*** The data
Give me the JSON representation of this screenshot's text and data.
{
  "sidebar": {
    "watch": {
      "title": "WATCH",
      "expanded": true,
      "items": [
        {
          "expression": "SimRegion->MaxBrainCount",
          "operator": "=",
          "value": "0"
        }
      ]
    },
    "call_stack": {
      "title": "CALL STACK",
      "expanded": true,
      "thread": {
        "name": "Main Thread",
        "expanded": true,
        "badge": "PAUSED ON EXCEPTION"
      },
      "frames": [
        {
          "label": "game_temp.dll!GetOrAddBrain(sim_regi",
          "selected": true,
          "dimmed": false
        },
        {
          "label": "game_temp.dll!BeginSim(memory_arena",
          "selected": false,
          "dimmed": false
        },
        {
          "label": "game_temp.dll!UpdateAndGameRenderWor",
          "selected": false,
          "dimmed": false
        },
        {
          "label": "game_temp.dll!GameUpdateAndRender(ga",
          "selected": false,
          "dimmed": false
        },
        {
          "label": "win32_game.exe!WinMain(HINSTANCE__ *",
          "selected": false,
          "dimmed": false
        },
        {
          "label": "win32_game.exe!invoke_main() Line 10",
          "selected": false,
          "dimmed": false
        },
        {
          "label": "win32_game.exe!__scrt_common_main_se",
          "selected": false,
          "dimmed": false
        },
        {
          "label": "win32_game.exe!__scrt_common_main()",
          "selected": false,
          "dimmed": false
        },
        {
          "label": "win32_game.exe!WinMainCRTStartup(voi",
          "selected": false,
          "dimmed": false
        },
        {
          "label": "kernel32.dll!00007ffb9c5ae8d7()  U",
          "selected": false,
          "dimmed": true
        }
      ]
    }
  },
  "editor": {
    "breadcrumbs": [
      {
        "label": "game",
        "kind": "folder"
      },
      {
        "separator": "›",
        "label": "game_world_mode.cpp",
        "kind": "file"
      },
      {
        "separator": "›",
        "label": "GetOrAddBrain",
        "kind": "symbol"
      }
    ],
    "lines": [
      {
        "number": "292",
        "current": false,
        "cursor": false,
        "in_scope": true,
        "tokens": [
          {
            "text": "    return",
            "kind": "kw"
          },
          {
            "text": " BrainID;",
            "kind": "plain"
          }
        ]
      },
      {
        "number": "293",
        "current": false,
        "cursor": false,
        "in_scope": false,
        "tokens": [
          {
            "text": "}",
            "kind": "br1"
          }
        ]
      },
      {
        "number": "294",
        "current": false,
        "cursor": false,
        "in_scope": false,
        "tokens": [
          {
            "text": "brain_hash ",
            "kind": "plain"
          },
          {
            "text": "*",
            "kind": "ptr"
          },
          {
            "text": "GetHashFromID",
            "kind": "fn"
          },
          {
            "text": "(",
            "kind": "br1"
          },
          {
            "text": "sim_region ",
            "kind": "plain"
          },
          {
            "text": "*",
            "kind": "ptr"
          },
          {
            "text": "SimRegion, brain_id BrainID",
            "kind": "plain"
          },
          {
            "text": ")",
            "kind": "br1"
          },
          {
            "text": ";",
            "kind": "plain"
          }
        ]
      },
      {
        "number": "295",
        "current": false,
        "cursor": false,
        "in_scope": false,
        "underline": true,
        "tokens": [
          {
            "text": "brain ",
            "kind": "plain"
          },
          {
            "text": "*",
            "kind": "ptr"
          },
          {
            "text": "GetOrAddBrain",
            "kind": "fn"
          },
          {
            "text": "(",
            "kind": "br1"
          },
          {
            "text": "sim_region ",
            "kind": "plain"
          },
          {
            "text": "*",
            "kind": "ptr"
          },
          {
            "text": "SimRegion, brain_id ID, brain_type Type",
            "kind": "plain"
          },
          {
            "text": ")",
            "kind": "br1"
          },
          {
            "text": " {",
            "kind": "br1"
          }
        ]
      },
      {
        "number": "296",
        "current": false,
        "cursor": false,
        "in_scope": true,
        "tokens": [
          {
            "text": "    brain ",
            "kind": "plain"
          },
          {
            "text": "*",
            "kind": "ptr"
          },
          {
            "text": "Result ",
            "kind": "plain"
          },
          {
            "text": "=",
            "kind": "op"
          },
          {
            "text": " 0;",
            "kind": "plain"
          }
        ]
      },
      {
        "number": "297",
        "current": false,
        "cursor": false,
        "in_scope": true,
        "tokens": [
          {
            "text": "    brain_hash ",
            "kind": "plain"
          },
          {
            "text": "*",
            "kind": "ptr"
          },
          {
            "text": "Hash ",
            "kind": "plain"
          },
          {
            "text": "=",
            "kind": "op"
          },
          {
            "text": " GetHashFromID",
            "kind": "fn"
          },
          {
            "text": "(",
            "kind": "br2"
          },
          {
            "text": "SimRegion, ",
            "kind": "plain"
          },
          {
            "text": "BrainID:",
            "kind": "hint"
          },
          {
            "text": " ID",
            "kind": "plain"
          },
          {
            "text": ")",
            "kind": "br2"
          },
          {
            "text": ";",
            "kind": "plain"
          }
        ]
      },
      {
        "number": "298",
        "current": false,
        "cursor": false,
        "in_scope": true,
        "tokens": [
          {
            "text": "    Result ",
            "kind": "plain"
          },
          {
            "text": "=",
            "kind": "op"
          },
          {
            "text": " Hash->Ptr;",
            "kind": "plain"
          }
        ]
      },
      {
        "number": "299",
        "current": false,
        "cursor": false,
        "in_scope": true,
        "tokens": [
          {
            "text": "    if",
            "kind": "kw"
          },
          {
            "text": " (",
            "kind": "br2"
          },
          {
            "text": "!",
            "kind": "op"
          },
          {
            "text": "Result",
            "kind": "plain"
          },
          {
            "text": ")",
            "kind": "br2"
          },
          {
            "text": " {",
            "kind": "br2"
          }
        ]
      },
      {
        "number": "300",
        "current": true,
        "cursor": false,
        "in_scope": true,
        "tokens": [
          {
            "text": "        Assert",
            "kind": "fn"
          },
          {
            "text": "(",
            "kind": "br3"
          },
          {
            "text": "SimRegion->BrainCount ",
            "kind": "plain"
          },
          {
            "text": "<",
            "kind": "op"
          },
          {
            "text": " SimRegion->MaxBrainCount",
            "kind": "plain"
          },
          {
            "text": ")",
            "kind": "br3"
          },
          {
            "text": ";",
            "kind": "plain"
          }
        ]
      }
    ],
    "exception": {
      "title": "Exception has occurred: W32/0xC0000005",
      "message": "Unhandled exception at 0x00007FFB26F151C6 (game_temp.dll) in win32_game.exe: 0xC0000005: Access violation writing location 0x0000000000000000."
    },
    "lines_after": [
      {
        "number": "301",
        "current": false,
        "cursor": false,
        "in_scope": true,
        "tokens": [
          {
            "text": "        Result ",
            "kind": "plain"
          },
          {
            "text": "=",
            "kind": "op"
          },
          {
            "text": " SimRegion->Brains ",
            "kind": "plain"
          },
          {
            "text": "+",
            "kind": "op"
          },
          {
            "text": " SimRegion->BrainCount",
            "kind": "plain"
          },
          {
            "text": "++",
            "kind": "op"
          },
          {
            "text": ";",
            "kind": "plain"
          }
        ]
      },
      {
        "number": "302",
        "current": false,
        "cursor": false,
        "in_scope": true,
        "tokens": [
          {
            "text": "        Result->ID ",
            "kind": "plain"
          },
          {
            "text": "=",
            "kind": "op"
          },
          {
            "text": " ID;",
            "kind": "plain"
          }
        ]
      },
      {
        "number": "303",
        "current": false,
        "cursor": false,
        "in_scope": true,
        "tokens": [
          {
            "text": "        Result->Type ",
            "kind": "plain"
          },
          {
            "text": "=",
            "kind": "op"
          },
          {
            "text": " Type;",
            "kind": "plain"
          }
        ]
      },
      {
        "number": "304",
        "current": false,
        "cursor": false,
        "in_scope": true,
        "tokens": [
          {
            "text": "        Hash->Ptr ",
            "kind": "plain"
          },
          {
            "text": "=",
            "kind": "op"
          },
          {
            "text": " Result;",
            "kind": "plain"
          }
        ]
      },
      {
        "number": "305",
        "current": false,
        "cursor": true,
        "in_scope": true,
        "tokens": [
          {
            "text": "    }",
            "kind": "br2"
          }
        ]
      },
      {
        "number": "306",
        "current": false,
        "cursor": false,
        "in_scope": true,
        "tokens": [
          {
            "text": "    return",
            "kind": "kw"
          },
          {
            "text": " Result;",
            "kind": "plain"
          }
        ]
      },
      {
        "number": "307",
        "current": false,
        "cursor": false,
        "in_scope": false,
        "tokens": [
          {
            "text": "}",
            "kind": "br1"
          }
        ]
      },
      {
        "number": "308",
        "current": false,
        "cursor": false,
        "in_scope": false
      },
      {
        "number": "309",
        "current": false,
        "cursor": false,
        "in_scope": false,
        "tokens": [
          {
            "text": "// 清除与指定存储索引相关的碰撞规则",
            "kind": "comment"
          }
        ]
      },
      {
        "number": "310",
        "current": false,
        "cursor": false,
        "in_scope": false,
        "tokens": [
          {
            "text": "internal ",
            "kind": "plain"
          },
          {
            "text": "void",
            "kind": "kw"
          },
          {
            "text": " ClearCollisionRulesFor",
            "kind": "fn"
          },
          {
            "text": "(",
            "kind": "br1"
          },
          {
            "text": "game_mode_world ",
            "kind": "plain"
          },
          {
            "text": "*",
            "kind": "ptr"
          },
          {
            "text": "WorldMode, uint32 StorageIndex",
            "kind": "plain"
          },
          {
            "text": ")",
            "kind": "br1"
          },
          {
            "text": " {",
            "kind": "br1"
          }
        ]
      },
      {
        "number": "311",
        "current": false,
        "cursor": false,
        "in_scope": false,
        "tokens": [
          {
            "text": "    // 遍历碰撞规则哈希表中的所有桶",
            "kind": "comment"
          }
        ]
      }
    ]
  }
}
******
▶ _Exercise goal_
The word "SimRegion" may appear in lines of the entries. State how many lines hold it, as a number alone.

▶ _Exercise answer_
8